“Though it has been largely speculated that the tourists who were planning for Sri Lanka will prefer Kerala, it is doubtful that it will come into effect. We can only hope that Kerala tourism will benefit considering the current scenario in Sri Lanka. Kerala is still struggling after the Nipah and flood. The state government need to do extensive campaigns to uplift Kerala tourism. In Sri Lanka, just days after the recent terror strikes, the tourism department has already started extensive aggressive marketing campaigns to revoke tourism in the island nation.
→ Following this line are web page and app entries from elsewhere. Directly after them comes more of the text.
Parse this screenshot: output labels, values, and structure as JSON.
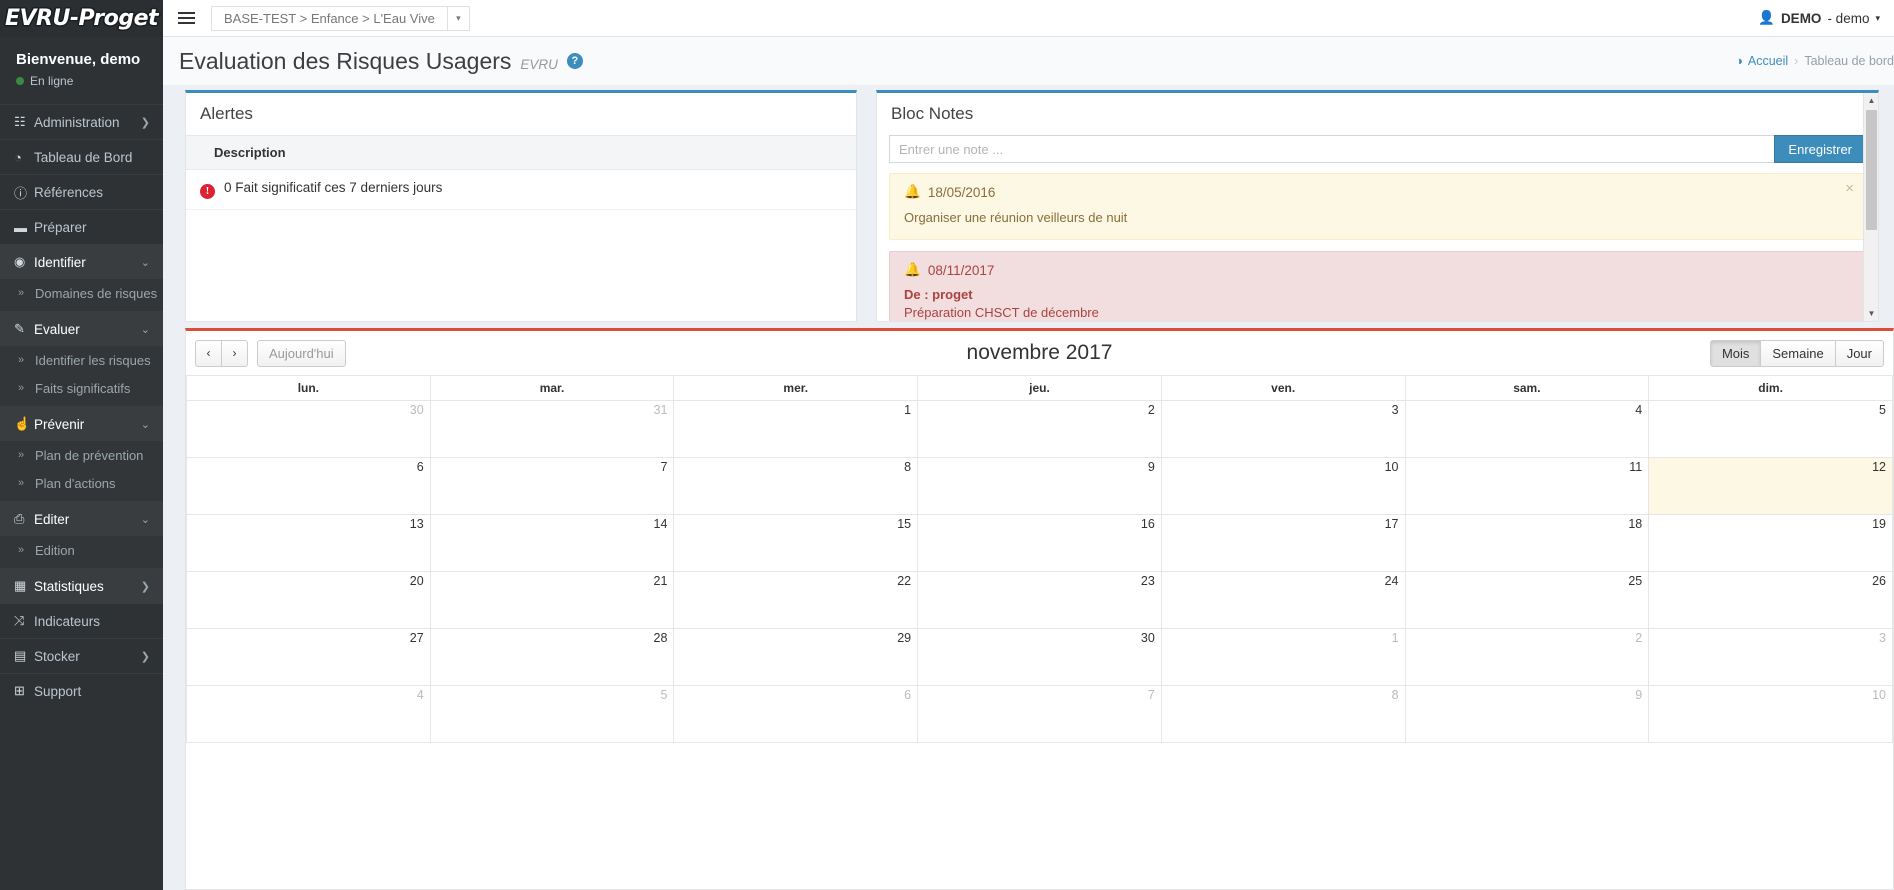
{
  "brand": {
    "logo_text": "EVRU-Proget"
  },
  "sidebar": {
    "welcome": "Bienvenue, demo",
    "status": "En ligne",
    "items": [
      {
        "label": "Administration",
        "icon": "building-icon",
        "glyph": "☷",
        "caret": "❯",
        "state": "plain"
      },
      {
        "label": "Tableau de Bord",
        "icon": "dashboard-icon",
        "glyph": "◔",
        "caret": "",
        "state": "plain"
      },
      {
        "label": "Références",
        "icon": "info-icon",
        "glyph": "ⓘ",
        "caret": "",
        "state": "plain"
      },
      {
        "label": "Préparer",
        "icon": "briefcase-icon",
        "glyph": "▬",
        "caret": "",
        "state": "plain"
      },
      {
        "label": "Identifier",
        "icon": "eye-icon",
        "glyph": "◉",
        "caret": "⌄",
        "state": "open",
        "children": [
          {
            "label": "Domaines de risques",
            "chev": "»"
          }
        ]
      },
      {
        "label": "Evaluer",
        "icon": "edit-icon",
        "glyph": "✎",
        "caret": "⌄",
        "state": "open",
        "children": [
          {
            "label": "Identifier les risques",
            "chev": "»"
          },
          {
            "label": "Faits significatifs",
            "chev": "»"
          }
        ]
      },
      {
        "label": "Prévenir",
        "icon": "thumbs-up-icon",
        "glyph": "☝",
        "caret": "⌄",
        "state": "open",
        "children": [
          {
            "label": "Plan de prévention",
            "chev": "»"
          },
          {
            "label": "Plan d'actions",
            "chev": "»"
          }
        ]
      },
      {
        "label": "Editer",
        "icon": "printer-icon",
        "glyph": "⎙",
        "caret": "⌄",
        "state": "open",
        "children": [
          {
            "label": "Edition",
            "chev": "»"
          }
        ]
      },
      {
        "label": "Statistiques",
        "icon": "bar-chart-icon",
        "glyph": "▦",
        "caret": "❯",
        "state": "active-plain"
      },
      {
        "label": "Indicateurs",
        "icon": "shuffle-icon",
        "glyph": "⤨",
        "caret": "",
        "state": "plain"
      },
      {
        "label": "Stocker",
        "icon": "archive-icon",
        "glyph": "▤",
        "caret": "❯",
        "state": "plain"
      },
      {
        "label": "Support",
        "icon": "medkit-icon",
        "glyph": "⊞",
        "caret": "",
        "state": "plain"
      }
    ]
  },
  "topbar": {
    "hamburger_name": "menu-toggle",
    "context": "BASE-TEST > Enfance > L'Eau Vive",
    "context_caret": "▾",
    "user_icon": "👤",
    "user_name": "DEMO",
    "user_sub": "- demo",
    "user_caret": "▾"
  },
  "header": {
    "title": "Evaluation des Risques Usagers",
    "subtitle": "EVRU",
    "help": "?",
    "breadcrumb_home_icon": "dashboard-icon",
    "breadcrumb_home": "Accueil",
    "breadcrumb_sep": "›",
    "breadcrumb_current": "Tableau de bord"
  },
  "alertes": {
    "title": "Alertes",
    "columns": [
      "Description"
    ],
    "rows": [
      {
        "icon": "!",
        "description": "0 Fait significatif ces 7 derniers jours"
      }
    ]
  },
  "bloc_notes": {
    "title": "Bloc Notes",
    "input_placeholder": "Entrer une note ...",
    "input_value": "",
    "save_label": "Enregistrer",
    "notes": [
      {
        "type": "warn",
        "bell": "🔔",
        "date": "18/05/2016",
        "from": "",
        "text": "Organiser une réunion veilleurs de nuit",
        "close": "×"
      },
      {
        "type": "danger",
        "bell": "🔔",
        "date": "08/11/2017",
        "from": "De : proget",
        "text": "Préparation CHSCT de décembre",
        "close": ""
      }
    ]
  },
  "calendar": {
    "prev": "‹",
    "next": "›",
    "today_label": "Aujourd'hui",
    "title": "novembre 2017",
    "views": [
      {
        "label": "Mois",
        "active": true
      },
      {
        "label": "Semaine",
        "active": false
      },
      {
        "label": "Jour",
        "active": false
      }
    ],
    "day_headers": [
      "lun.",
      "mar.",
      "mer.",
      "jeu.",
      "ven.",
      "sam.",
      "dim."
    ],
    "weeks": [
      [
        {
          "d": "30",
          "o": true
        },
        {
          "d": "31",
          "o": true
        },
        {
          "d": "1"
        },
        {
          "d": "2"
        },
        {
          "d": "3"
        },
        {
          "d": "4"
        },
        {
          "d": "5"
        }
      ],
      [
        {
          "d": "6"
        },
        {
          "d": "7"
        },
        {
          "d": "8"
        },
        {
          "d": "9"
        },
        {
          "d": "10"
        },
        {
          "d": "11"
        },
        {
          "d": "12",
          "today": true
        }
      ],
      [
        {
          "d": "13"
        },
        {
          "d": "14"
        },
        {
          "d": "15"
        },
        {
          "d": "16"
        },
        {
          "d": "17"
        },
        {
          "d": "18"
        },
        {
          "d": "19"
        }
      ],
      [
        {
          "d": "20"
        },
        {
          "d": "21"
        },
        {
          "d": "22"
        },
        {
          "d": "23"
        },
        {
          "d": "24"
        },
        {
          "d": "25"
        },
        {
          "d": "26"
        }
      ],
      [
        {
          "d": "27"
        },
        {
          "d": "28"
        },
        {
          "d": "29"
        },
        {
          "d": "30"
        },
        {
          "d": "1",
          "o": true
        },
        {
          "d": "2",
          "o": true
        },
        {
          "d": "3",
          "o": true
        }
      ],
      [
        {
          "d": "4",
          "o": true
        },
        {
          "d": "5",
          "o": true
        },
        {
          "d": "6",
          "o": true
        },
        {
          "d": "7",
          "o": true
        },
        {
          "d": "8",
          "o": true
        },
        {
          "d": "9",
          "o": true
        },
        {
          "d": "10",
          "o": true
        }
      ]
    ]
  },
  "colors": {
    "sidebar_bg": "#2f3235",
    "panel_accent": "#3c8dbc",
    "calendar_accent": "#dd4b39",
    "alert_red": "#dd2233",
    "online_green": "#3c8a40",
    "today_bg": "#fcf8e3"
  }
}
Looking at the pace of the aggressive sales promotions, it is sure that Sri Lanka will recover fast,” said Ramesh Nair, Managing Director, Southern Odyssey.
Sreekumara Menon of Chalukya Tours, feels that it is not at all right to think that the tourism in Kerala will benefit from the neighbour’s fall. “I strongly wish that we should not look at such businesses to come in our way,” he said.
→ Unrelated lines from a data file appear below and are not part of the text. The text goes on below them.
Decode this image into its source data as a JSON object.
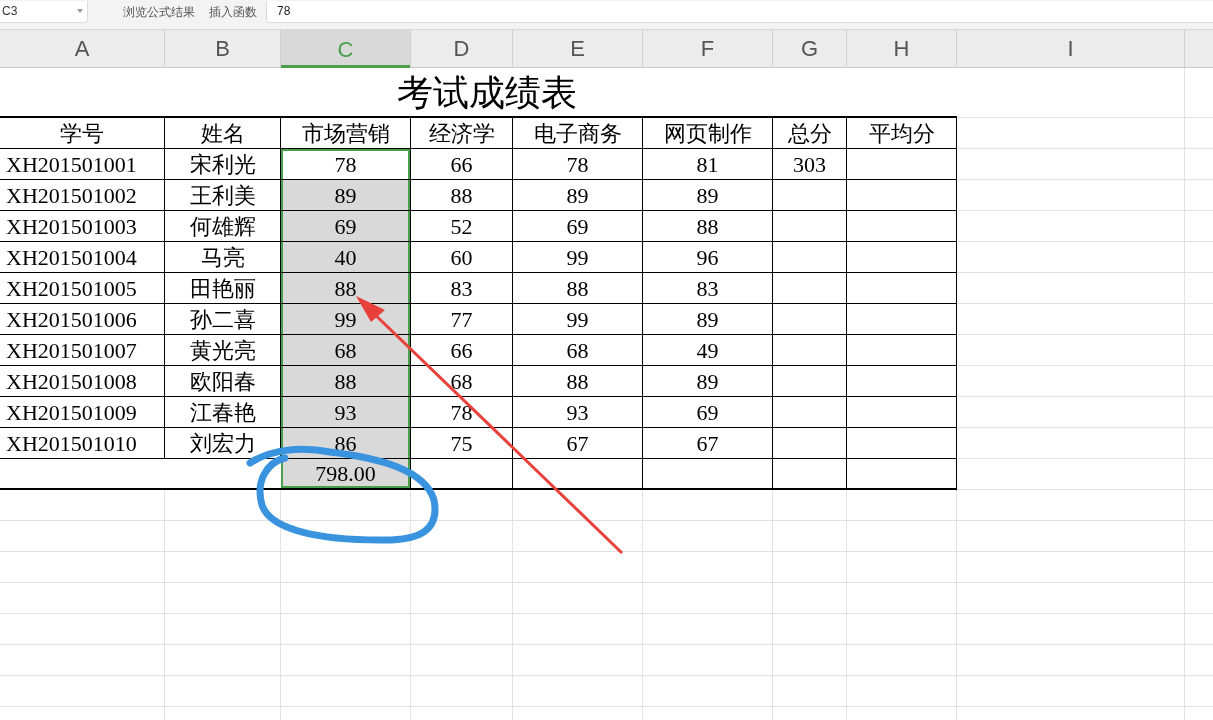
{
  "name_box": {
    "value": "C3"
  },
  "formula_toolbar": [
    {
      "label": "浏览公式结果"
    },
    {
      "label": "插入函数"
    }
  ],
  "formula_field": {
    "value": "78"
  },
  "columns": [
    {
      "label": "A",
      "selected": false
    },
    {
      "label": "B",
      "selected": false
    },
    {
      "label": "C",
      "selected": true
    },
    {
      "label": "D",
      "selected": false
    },
    {
      "label": "E",
      "selected": false
    },
    {
      "label": "F",
      "selected": false
    },
    {
      "label": "G",
      "selected": false
    },
    {
      "label": "H",
      "selected": false
    },
    {
      "label": "I",
      "selected": false
    }
  ],
  "sheet": {
    "title": "考试成绩表",
    "header": [
      "学号",
      "姓名",
      "市场营销",
      "经济学",
      "电子商务",
      "网页制作",
      "总分",
      "平均分"
    ],
    "rows": [
      {
        "cells": [
          "XH201501001",
          "宋利光",
          "78",
          "66",
          "78",
          "81",
          "303"
        ],
        "active": true
      },
      {
        "cells": [
          "XH201501002",
          "王利美",
          "89",
          "88",
          "89",
          "89"
        ],
        "active": false
      },
      {
        "cells": [
          "XH201501003",
          "何雄辉",
          "69",
          "52",
          "69",
          "88"
        ],
        "active": false
      },
      {
        "cells": [
          "XH201501004",
          "马亮",
          "40",
          "60",
          "99",
          "96"
        ],
        "active": false
      },
      {
        "cells": [
          "XH201501005",
          "田艳丽",
          "88",
          "83",
          "88",
          "83"
        ],
        "active": false
      },
      {
        "cells": [
          "XH201501006",
          "孙二喜",
          "99",
          "77",
          "99",
          "89"
        ],
        "active": false
      },
      {
        "cells": [
          "XH201501007",
          "黄光亮",
          "68",
          "66",
          "68",
          "49"
        ],
        "active": false
      },
      {
        "cells": [
          "XH201501008",
          "欧阳春",
          "88",
          "68",
          "88",
          "89"
        ],
        "active": false
      },
      {
        "cells": [
          "XH201501009",
          "江春艳",
          "93",
          "78",
          "93",
          "69"
        ],
        "active": false
      },
      {
        "cells": [
          "XH201501010",
          "刘宏力",
          "86",
          "75",
          "67",
          "67"
        ],
        "active": false
      }
    ],
    "total_row": {
      "cells": [
        null,
        null,
        "798.00"
      ],
      "active": false
    }
  }
}
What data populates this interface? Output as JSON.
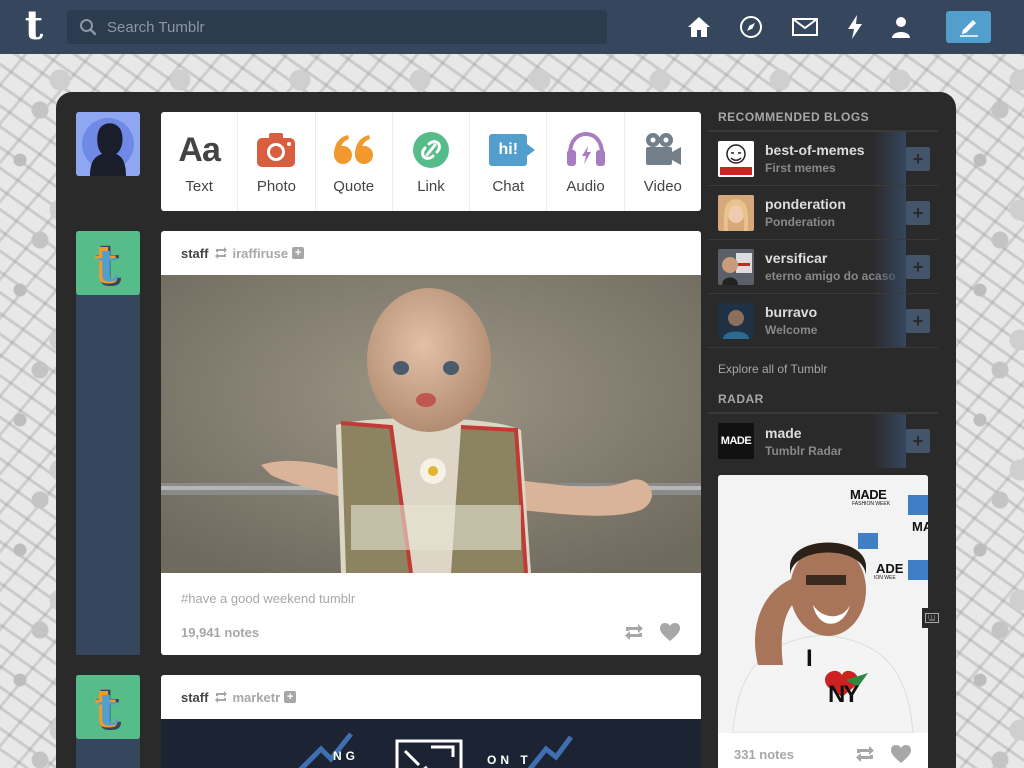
{
  "topbar": {
    "logo": "t",
    "search": {
      "placeholder": "Search Tumblr",
      "value": ""
    },
    "icons": [
      "home-icon",
      "explore-icon",
      "messages-icon",
      "activity-icon",
      "account-icon"
    ],
    "compose_icon": "pencil-icon"
  },
  "post_types": [
    {
      "label": "Text",
      "icon": "Aa"
    },
    {
      "label": "Photo",
      "icon": "camera-icon"
    },
    {
      "label": "Quote",
      "icon": "quote-icon"
    },
    {
      "label": "Link",
      "icon": "link-icon"
    },
    {
      "label": "Chat",
      "icon": "hi!"
    },
    {
      "label": "Audio",
      "icon": "headphones-icon"
    },
    {
      "label": "Video",
      "icon": "video-camera-icon"
    }
  ],
  "posts": [
    {
      "author": "staff",
      "reblogged_from": "iraffiruse",
      "tags": "#have a good weekend tumblr",
      "notes": "19,941 notes"
    },
    {
      "author": "staff",
      "reblogged_from": "marketr",
      "banner_text_left": "NG",
      "banner_text_right": "ON T"
    }
  ],
  "sidebar": {
    "recommended_title": "RECOMMENDED BLOGS",
    "blogs": [
      {
        "name": "best-of-memes",
        "title": "First memes",
        "avatar_text": "LIKE A BOSS"
      },
      {
        "name": "ponderation",
        "title": "Ponderation"
      },
      {
        "name": "versificar",
        "title": "eterno amigo do acaso"
      },
      {
        "name": "burravo",
        "title": "Welcome"
      }
    ],
    "explore_label": "Explore all of Tumblr",
    "radar_title": "RADAR",
    "radar_blog": {
      "name": "made",
      "title": "Tumblr Radar",
      "avatar_text": "MADE"
    },
    "radar_post": {
      "notes": "331 notes",
      "sign1": "MADE",
      "sign1_sub": "FASHION WEEK",
      "sign2": "MA",
      "sign3": "ADE",
      "sign3_sub": "ION WEE",
      "shirt_i": "I",
      "shirt_ny": "NY"
    }
  },
  "colors": {
    "nav": "#36465d",
    "accent": "#529ecc",
    "panel": "#2a2a2a"
  }
}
Agreeing with Sreekumara Menon, Manu, Secretary of ATTOI also said we should not look at exploiting the bad state of another destination to pep up our businesses. “However, considering the situation of Kerala tourism, there’s not much harm in hoping that the state will get a good number of visitors. There is a good chance to get domestic tourists in the state, who would have planned for a Sri Lankan trip, considering the internal issues there. But, international tourists, who usually plan their vacations much earlier, are unpredictable. There is not much high expectation in international tourist arrivals,” he said.
Analysis by ForwardKeys, which forecasts future travel patterns by analysing over 17 million flight booking transactions a day, reveals that a tidal wave of cancellations has hit Sri Lanka in the aftermath of the Easter Sunday attacks. “In the three days immediately after the bombings, cancellations of existing bookings surged 86.2 per cent whilst new bookings fell away,” said the report. According to ForwardKeys, prior to the Easter Sunday atrocities, Sri Lanka’s tourism industry was showing healthy growth. Flight bookings to Sri Lanka in 2019 (1st Jan to 20th April) were 3.4 per cent up considering the same period in 2018.
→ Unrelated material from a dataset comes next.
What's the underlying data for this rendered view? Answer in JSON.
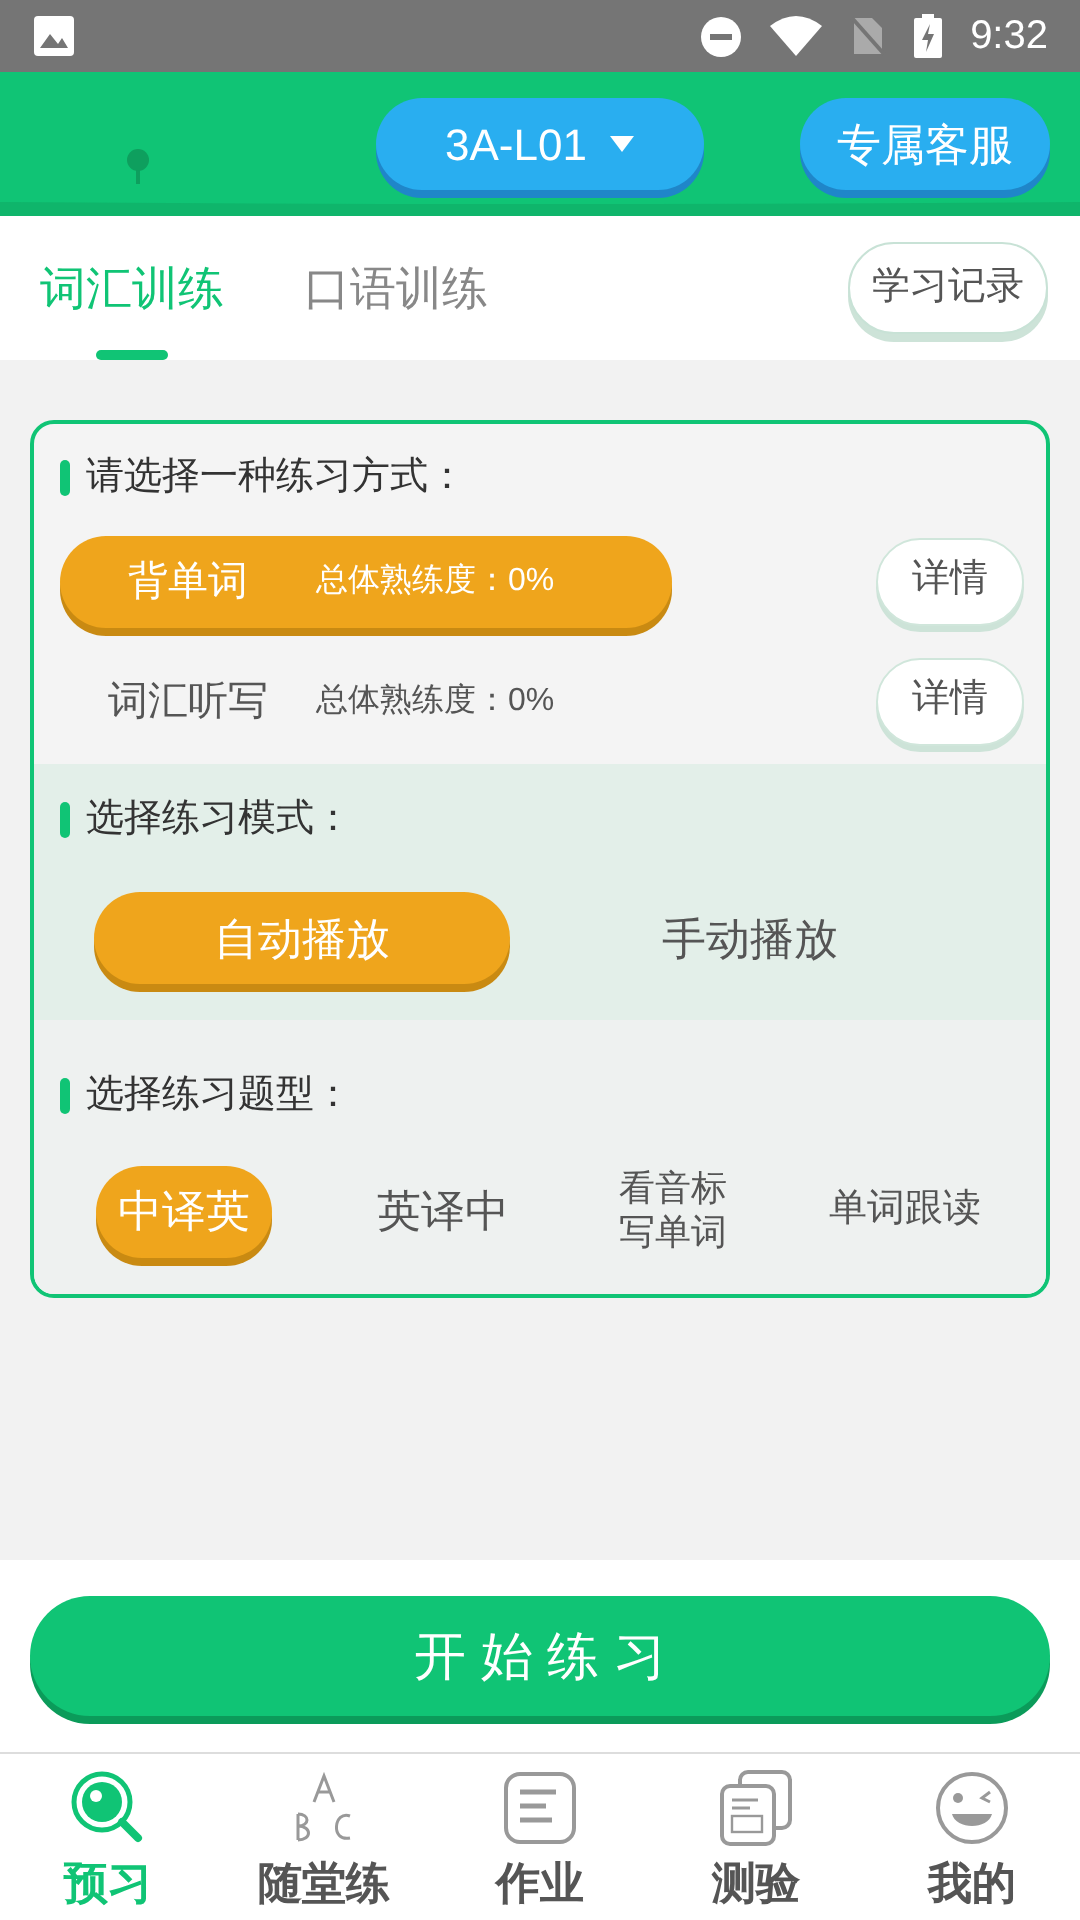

Sri Lanka tourist arrivals fall 7.5 per cent in April after bombings. “Based on information available, arrivals are expected to fall 60 per cent in May,” said Kishu Gomes, Chairman, Sri Lanka Tourism Development Authority. The chairman also said he is expecting arrivals to fall 30 per cent in 2019, and recover within 13 months or sooner. Sri Lanka is expected to lose 1.5 billion US dollars in revenue from tourism in 2019.
The Sri Lanka factor has been much talked about in Kerala since the liquor ban back in 2014. Earlier, political instability in Sri Lanka had made travellers pick Kerala over the island country. In 2014, when Kerala’s foreign tourist arrival was 9.2 lakh, Sri Lanka had about 5 lakh arrivals. In 2016, when Kerala attracted 10.4 lakh foreign tourists, Sri Lanka recorded 20 lakh tourist arrivals. For a tourist, Sri Lanka offers great value for money—one Indian rupee is 2.55 Sri Lankan rupees. Not to mention the beaches, landscape and cuisine that make the island nation a mirror image of God’s own country. Additionally, the hotel accommodations, food, liquor are very cheap compared to that of Kerala and other attractions including the legal gambling was also helping Sri Lankan tourism. Sri Lanka has become a popular destination for meetings and conference tours especially after GST was introduced in India, making such events costlier in the Indian subcontinent. The island nation had also became a preferred tourist destination after floods caused damage in Kerala last August. By marketing the Ramayana circuit, Sri Lanka was aiming at attracting 1 million mark in 2019.